Yesterday, I attended a training class at Microsoft’s facility in Malvern, Pennsylvania. This training class was led by Sebastian Meine (sqlity.net) and Dennis Lloyd (curiouslycorrect.com).

The class was from 9:00 am to 5:00 pm with a short break for lunch. During the class, Dennis and Sebastian explained how to use tSQLt (http://tSQLt.org) to write unit tests for your database code. tSQLt is a frame work that can be freely downloaded and applied to your database, allowing you to quickly and easily write unit tests. After learning about the framework and working through the exercises during the class, it is immediately obvious to me how this framework and the techniques explained during the class will benefit my organization.

Specifically, writing unit tests for the database will allow me to re-factor the code in a safe way, making sure that the code doesn’t break because I can easily run all of the unit tests for the database, or just the unit tests associated with the code I am in the process of changing.

Since I already have dozens of views, hundreds of functions and thousands of stored procedures, I cannot take the time to write all the unit tests required for the existing stuff, but I will create unit tests for the new code I write and also unit tests for any bug fixes with the existing code. Over time I will have a set of unit tests for my database code that will undoubtedly allow me to spend less time fixing defects and more time writing new functionality.
With my application, most of the bugs discovered by the end user are data related. The tSQLt unit testing framework will allow me to write tests for those bugs and then have confidence that the bug will not return (in the released version of the software).

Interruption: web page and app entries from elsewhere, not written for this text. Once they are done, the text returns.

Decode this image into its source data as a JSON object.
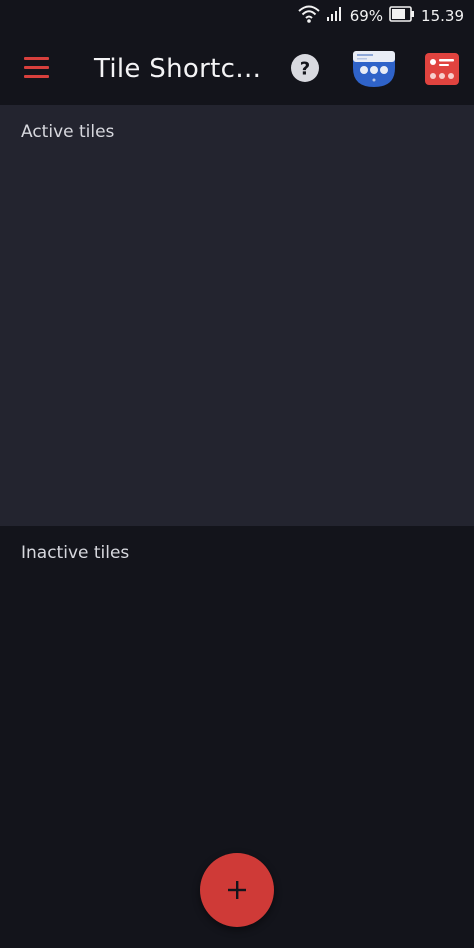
{
  "status_bar": {
    "battery_percent": "69%",
    "time": "15.39"
  },
  "toolbar": {
    "title": "Tile Shortc…",
    "menu_icon": "hamburger-menu-icon",
    "help_icon": "help-circle-icon",
    "tiles_icon": "quick-settings-tiles-icon",
    "settings_icon": "tile-card-icon"
  },
  "sections": {
    "active_label": "Active tiles",
    "inactive_label": "Inactive tiles"
  },
  "fab": {
    "icon": "plus-icon"
  },
  "colors": {
    "accent": "#d8403d",
    "background": "#13141b",
    "active_panel": "#23242f",
    "tile_blue": "#2f63c9"
  }
}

Thank you Dennis and Sebastian for teaching this class and showing me this framework. I certainly appreciate it and will be sure to start using it.